I have been using LoseIt! for the past 7 years, tracking everything I eat. In the first 6 months of use, tracking my food intake helped me lose 53 lbs. Now, I look at the trend lines and make sure I am on target both in terms of weight as well as intake. I also recently switched from a Nike FuelBand to a FitBit. The addition of sleep tracking has been invaluable, helping me to understand the relationship between time in bed vs. quality sleep. (Something I'm working on now.)

Around the Web

To Stay on Schedule, Take a Break

Phyllis Korkki

I mean, it's research. You can't argue with science! The human body was meant to move. Ever notice how your mind wanders after long, uninterrupted work stretches? Or how fidgety you get in meetings? It's probably time for a break.


Key Quote:
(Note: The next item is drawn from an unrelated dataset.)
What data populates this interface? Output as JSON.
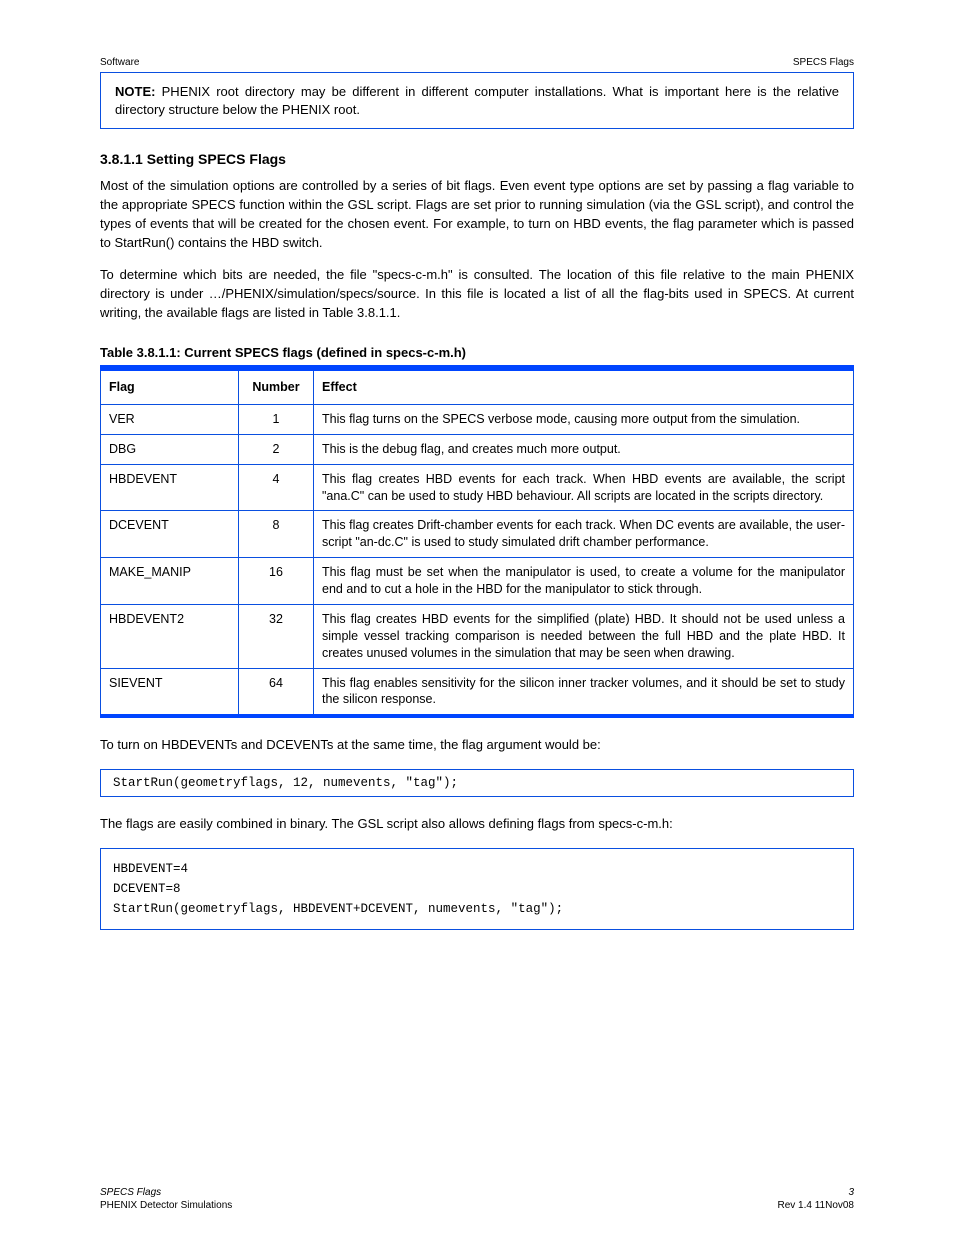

"Long hours don’t mean good work — highly efficient, productive work is more valuable and frequent breaks promote that."

 

Related read: 

'Thinking' vs. 'Doing' (and you can only do one!)

--------------------------------------------------------------------------------------


How to Escape the Busyness Trap

Unstuck Community 

"Hey, how are you?"
"So busy."
"Oh yeah, me too."

That's got to end, folks. Busy is a crutch. It's a shield. A scapegoat, even. It's time to trim some things from your life and stop being so busy! Here's how. 
 

Key Quote:

"The reward of busyness comes from outside of us — there’s always someone or something that needs us — and that means we’re dependent on them to keep the rewards coming.

The reward of pausing, of reflecting on occasion, comes from within us, and it’s nothing more or less than being true to ourselves — which is where the core of happiness resides."

Related read:

Why You're 'So Busy' but Not Getting Anything Done

Just for fun:

Because you can only cycle through Facebook-Twitter-Instagram so many times... 51 Ideas for Taking a Break at Work

And one of my new favorites that isn't listed... Idea for use: when you get Cena'd, it's time to get up and take a quick walk.


Bonus idea:

When appropriate, try finding a gif or meme that expresses your feelings. The /giphy integration in Slack is a great way to add some levity and give your brain a small break.

Share
Tweet
Forward
Copyright © 2016 First Thoughts, All rights reserved.



Want to change how you receive these emails?
You can update your preferences or unsubscribe from this list

Email Marketing Powered by MailChimp